> [Exercise directions]
Copy out the data below. Keep every word as it is.

[Information shown — start]

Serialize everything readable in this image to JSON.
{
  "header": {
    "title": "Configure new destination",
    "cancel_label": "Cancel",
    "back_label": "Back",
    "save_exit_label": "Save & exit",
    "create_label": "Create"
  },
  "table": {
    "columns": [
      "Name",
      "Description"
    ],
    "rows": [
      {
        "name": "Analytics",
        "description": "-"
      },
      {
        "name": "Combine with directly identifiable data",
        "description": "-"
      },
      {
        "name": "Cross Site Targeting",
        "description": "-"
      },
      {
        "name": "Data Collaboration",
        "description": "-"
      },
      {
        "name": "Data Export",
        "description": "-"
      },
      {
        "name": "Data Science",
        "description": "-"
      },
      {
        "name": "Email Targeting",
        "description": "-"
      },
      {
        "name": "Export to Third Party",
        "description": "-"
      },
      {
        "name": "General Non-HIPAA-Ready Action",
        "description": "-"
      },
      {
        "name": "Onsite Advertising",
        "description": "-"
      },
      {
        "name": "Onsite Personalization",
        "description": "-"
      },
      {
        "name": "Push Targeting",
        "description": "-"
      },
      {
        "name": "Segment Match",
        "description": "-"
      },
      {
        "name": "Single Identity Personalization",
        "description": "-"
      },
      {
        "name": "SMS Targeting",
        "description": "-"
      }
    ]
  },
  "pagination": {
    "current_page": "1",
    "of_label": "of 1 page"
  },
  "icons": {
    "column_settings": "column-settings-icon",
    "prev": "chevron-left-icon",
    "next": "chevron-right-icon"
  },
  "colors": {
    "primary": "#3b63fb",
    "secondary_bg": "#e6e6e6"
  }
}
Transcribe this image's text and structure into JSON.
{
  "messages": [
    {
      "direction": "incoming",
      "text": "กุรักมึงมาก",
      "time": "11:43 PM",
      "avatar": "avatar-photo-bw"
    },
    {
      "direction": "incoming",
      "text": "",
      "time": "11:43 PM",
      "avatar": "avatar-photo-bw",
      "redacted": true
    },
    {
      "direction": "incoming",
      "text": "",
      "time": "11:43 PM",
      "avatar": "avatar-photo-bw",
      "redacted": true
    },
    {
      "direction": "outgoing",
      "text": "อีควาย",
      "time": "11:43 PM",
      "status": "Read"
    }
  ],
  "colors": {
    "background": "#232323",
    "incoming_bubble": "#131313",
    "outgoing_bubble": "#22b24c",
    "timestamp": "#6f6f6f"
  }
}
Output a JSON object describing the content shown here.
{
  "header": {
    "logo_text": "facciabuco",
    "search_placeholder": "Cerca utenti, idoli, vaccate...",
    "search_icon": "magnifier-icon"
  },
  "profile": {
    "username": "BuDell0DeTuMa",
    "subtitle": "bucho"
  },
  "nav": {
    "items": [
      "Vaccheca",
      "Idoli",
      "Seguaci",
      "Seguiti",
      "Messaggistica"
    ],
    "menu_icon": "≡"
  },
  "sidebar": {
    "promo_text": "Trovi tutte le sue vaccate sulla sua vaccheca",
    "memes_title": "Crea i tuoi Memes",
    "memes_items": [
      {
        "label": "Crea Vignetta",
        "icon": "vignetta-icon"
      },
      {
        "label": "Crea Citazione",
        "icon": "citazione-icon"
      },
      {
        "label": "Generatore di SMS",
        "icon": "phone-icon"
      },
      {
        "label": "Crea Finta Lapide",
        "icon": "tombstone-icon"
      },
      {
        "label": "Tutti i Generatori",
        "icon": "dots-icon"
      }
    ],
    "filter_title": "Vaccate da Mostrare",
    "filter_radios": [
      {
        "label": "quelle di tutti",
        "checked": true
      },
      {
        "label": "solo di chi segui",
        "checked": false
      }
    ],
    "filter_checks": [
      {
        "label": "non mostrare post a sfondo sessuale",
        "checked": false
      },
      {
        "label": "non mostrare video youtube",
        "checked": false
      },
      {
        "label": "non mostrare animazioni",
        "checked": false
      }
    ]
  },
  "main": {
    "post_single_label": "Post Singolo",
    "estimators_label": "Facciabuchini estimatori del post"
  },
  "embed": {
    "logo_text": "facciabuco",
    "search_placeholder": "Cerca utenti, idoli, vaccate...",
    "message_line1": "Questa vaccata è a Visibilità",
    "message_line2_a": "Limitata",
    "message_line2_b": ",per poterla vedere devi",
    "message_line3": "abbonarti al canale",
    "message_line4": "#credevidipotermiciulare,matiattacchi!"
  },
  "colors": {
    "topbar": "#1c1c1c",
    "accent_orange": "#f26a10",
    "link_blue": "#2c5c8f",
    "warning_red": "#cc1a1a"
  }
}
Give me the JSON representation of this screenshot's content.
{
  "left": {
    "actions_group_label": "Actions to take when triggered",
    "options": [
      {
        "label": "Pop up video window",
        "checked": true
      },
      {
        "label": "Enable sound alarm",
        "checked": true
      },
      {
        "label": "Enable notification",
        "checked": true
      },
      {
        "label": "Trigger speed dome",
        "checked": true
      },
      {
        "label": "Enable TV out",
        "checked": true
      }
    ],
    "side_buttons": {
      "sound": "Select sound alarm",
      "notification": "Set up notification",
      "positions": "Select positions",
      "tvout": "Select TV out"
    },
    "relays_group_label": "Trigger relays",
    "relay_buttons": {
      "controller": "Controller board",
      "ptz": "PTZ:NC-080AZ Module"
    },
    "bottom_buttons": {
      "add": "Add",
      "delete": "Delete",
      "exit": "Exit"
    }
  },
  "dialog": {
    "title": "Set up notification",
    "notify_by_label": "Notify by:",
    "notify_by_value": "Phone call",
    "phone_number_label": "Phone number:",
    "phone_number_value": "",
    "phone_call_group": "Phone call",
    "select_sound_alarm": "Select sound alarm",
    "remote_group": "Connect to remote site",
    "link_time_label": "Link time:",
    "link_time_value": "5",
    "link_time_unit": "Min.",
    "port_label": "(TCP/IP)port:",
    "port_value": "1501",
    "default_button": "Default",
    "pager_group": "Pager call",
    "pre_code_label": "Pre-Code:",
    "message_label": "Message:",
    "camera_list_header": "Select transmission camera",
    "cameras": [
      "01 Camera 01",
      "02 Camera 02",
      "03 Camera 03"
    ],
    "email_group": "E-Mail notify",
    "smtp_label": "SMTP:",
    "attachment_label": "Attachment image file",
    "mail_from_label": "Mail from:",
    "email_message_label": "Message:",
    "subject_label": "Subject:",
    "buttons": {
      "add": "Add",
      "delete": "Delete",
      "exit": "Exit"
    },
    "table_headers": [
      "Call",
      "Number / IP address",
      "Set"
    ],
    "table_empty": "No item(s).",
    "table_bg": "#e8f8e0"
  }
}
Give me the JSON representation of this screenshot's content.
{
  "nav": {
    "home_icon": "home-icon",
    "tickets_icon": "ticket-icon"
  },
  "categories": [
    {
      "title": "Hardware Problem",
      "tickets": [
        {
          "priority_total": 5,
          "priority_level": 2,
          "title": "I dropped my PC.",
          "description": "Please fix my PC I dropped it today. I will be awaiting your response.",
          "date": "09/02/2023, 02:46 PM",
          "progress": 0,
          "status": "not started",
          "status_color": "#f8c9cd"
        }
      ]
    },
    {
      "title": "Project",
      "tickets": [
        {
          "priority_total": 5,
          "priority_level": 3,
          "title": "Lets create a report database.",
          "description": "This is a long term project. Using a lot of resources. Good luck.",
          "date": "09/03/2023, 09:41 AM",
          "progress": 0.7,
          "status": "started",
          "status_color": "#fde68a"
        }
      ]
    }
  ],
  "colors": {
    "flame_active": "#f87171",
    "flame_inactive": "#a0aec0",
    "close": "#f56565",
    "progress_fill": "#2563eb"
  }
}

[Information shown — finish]

> [Exercise response]
Serialize everything readable in this image to JSON.
{
  "header": {
    "title": "Configure new destination",
    "cancel_label": "Cancel",
    "back_label": "Back",
    "save_exit_label": "Save & exit",
    "create_label": "Create"
  },
  "table": {
    "columns": [
      "Name",
      "Description"
    ],
    "rows": [
      {
        "name": "Analytics",
        "description": "-"
      },
      {
        "name": "Combine with directly identifiable data",
        "description": "-"
      },
      {
        "name": "Cross Site Targeting",
        "description": "-"
      },
      {
        "name": "Data Collaboration",
        "description": "-"
      },
      {
        "name": "Data Export",
        "description": "-"
      },
      {
        "name": "Data Science",
        "description": "-"
      },
      {
        "name": "Email Targeting",
        "description": "-"
      },
      {
        "name": "Export to Third Party",
        "description": "-"
      },
      {
        "name": "General Non-HIPAA-Ready Action",
        "description": "-"
      },
      {
        "name": "Onsite Advertising",
        "description": "-"
      },
      {
        "name": "Onsite Personalization",
        "description": "-"
      },
      {
        "name": "Push Targeting",
        "description": "-"
      },
      {
        "name": "Segment Match",
        "description": "-"
      },
      {
        "name": "Single Identity Personalization",
        "description": "-"
      },
      {
        "name": "SMS Targeting",
        "description": "-"
      }
    ]
  },
  "pagination": {
    "current_page": "1",
    "of_label": "of 1 page"
  },
  "icons": {
    "column_settings": "column-settings-icon",
    "prev": "chevron-left-icon",
    "next": "chevron-right-icon"
  },
  "colors": {
    "primary": "#3b63fb",
    "secondary_bg": "#e6e6e6"
  }
}
Transcribe this image's text and structure into JSON.
{
  "messages": [
    {
      "direction": "incoming",
      "text": "กุรักมึงมาก",
      "time": "11:43 PM",
      "avatar": "avatar-photo-bw"
    },
    {
      "direction": "incoming",
      "text": "",
      "time": "11:43 PM",
      "avatar": "avatar-photo-bw",
      "redacted": true
    },
    {
      "direction": "incoming",
      "text": "",
      "time": "11:43 PM",
      "avatar": "avatar-photo-bw",
      "redacted": true
    },
    {
      "direction": "outgoing",
      "text": "อีควาย",
      "time": "11:43 PM",
      "status": "Read"
    }
  ],
  "colors": {
    "background": "#232323",
    "incoming_bubble": "#131313",
    "outgoing_bubble": "#22b24c",
    "timestamp": "#6f6f6f"
  }
}
Output a JSON object describing the content shown here.
{
  "header": {
    "logo_text": "facciabuco",
    "search_placeholder": "Cerca utenti, idoli, vaccate...",
    "search_icon": "magnifier-icon"
  },
  "profile": {
    "username": "BuDell0DeTuMa",
    "subtitle": "bucho"
  },
  "nav": {
    "items": [
      "Vaccheca",
      "Idoli",
      "Seguaci",
      "Seguiti",
      "Messaggistica"
    ],
    "menu_icon": "≡"
  },
  "sidebar": {
    "promo_text": "Trovi tutte le sue vaccate sulla sua vaccheca",
    "memes_title": "Crea i tuoi Memes",
    "memes_items": [
      {
        "label": "Crea Vignetta",
        "icon": "vignetta-icon"
      },
      {
        "label": "Crea Citazione",
        "icon": "citazione-icon"
      },
      {
        "label": "Generatore di SMS",
        "icon": "phone-icon"
      },
      {
        "label": "Crea Finta Lapide",
        "icon": "tombstone-icon"
      },
      {
        "label": "Tutti i Generatori",
        "icon": "dots-icon"
      }
    ],
    "filter_title": "Vaccate da Mostrare",
    "filter_radios": [
      {
        "label": "quelle di tutti",
        "checked": true
      },
      {
        "label": "solo di chi segui",
        "checked": false
      }
    ],
    "filter_checks": [
      {
        "label": "non mostrare post a sfondo sessuale",
        "checked": false
      },
      {
        "label": "non mostrare video youtube",
        "checked": false
      },
      {
        "label": "non mostrare animazioni",
        "checked": false
      }
    ]
  },
  "main": {
    "post_single_label": "Post Singolo",
    "estimators_label": "Facciabuchini estimatori del post"
  },
  "embed": {
    "logo_text": "facciabuco",
    "search_placeholder": "Cerca utenti, idoli, vaccate...",
    "message_line1": "Questa vaccata è a Visibilità",
    "message_line2_a": "Limitata",
    "message_line2_b": ",per poterla vedere devi",
    "message_line3": "abbonarti al canale",
    "message_line4": "#credevidipotermiciulare,matiattacchi!"
  },
  "colors": {
    "topbar": "#1c1c1c",
    "accent_orange": "#f26a10",
    "link_blue": "#2c5c8f",
    "warning_red": "#cc1a1a"
  }
}
Give me the JSON representation of this screenshot's content.
{
  "left": {
    "actions_group_label": "Actions to take when triggered",
    "options": [
      {
        "label": "Pop up video window",
        "checked": true
      },
      {
        "label": "Enable sound alarm",
        "checked": true
      },
      {
        "label": "Enable notification",
        "checked": true
      },
      {
        "label": "Trigger speed dome",
        "checked": true
      },
      {
        "label": "Enable TV out",
        "checked": true
      }
    ],
    "side_buttons": {
      "sound": "Select sound alarm",
      "notification": "Set up notification",
      "positions": "Select positions",
      "tvout": "Select TV out"
    },
    "relays_group_label": "Trigger relays",
    "relay_buttons": {
      "controller": "Controller board",
      "ptz": "PTZ:NC-080AZ Module"
    },
    "bottom_buttons": {
      "add": "Add",
      "delete": "Delete",
      "exit": "Exit"
    }
  },
  "dialog": {
    "title": "Set up notification",
    "notify_by_label": "Notify by:",
    "notify_by_value": "Phone call",
    "phone_number_label": "Phone number:",
    "phone_number_value": "",
    "phone_call_group": "Phone call",
    "select_sound_alarm": "Select sound alarm",
    "remote_group": "Connect to remote site",
    "link_time_label": "Link time:",
    "link_time_value": "5",
    "link_time_unit": "Min.",
    "port_label": "(TCP/IP)port:",
    "port_value": "1501",
    "default_button": "Default",
    "pager_group": "Pager call",
    "pre_code_label": "Pre-Code:",
    "message_label": "Message:",
    "camera_list_header": "Select transmission camera",
    "cameras": [
      "01 Camera 01",
      "02 Camera 02",
      "03 Camera 03"
    ],
    "email_group": "E-Mail notify",
    "smtp_label": "SMTP:",
    "attachment_label": "Attachment image file",
    "mail_from_label": "Mail from:",
    "email_message_label": "Message:",
    "subject_label": "Subject:",
    "buttons": {
      "add": "Add",
      "delete": "Delete",
      "exit": "Exit"
    },
    "table_headers": [
      "Call",
      "Number / IP address",
      "Set"
    ],
    "table_empty": "No item(s).",
    "table_bg": "#e8f8e0"
  }
}
Give me the JSON representation of this screenshot's content.
{
  "nav": {
    "home_icon": "home-icon",
    "tickets_icon": "ticket-icon"
  },
  "categories": [
    {
      "title": "Hardware Problem",
      "tickets": [
        {
          "priority_total": 5,
          "priority_level": 2,
          "title": "I dropped my PC.",
          "description": "Please fix my PC I dropped it today. I will be awaiting your response.",
          "date": "09/02/2023, 02:46 PM",
          "progress": 0,
          "status": "not started",
          "status_color": "#f8c9cd"
        }
      ]
    },
    {
      "title": "Project",
      "tickets": [
        {
          "priority_total": 5,
          "priority_level": 3,
          "title": "Lets create a report database.",
          "description": "This is a long term project. Using a lot of resources. Good luck.",
          "date": "09/03/2023, 09:41 AM",
          "progress": 0.7,
          "status": "started",
          "status_color": "#fde68a"
        }
      ]
    }
  ],
  "colors": {
    "flame_active": "#f87171",
    "flame_inactive": "#a0aec0",
    "close": "#f56565",
    "progress_fill": "#2563eb"
  }
}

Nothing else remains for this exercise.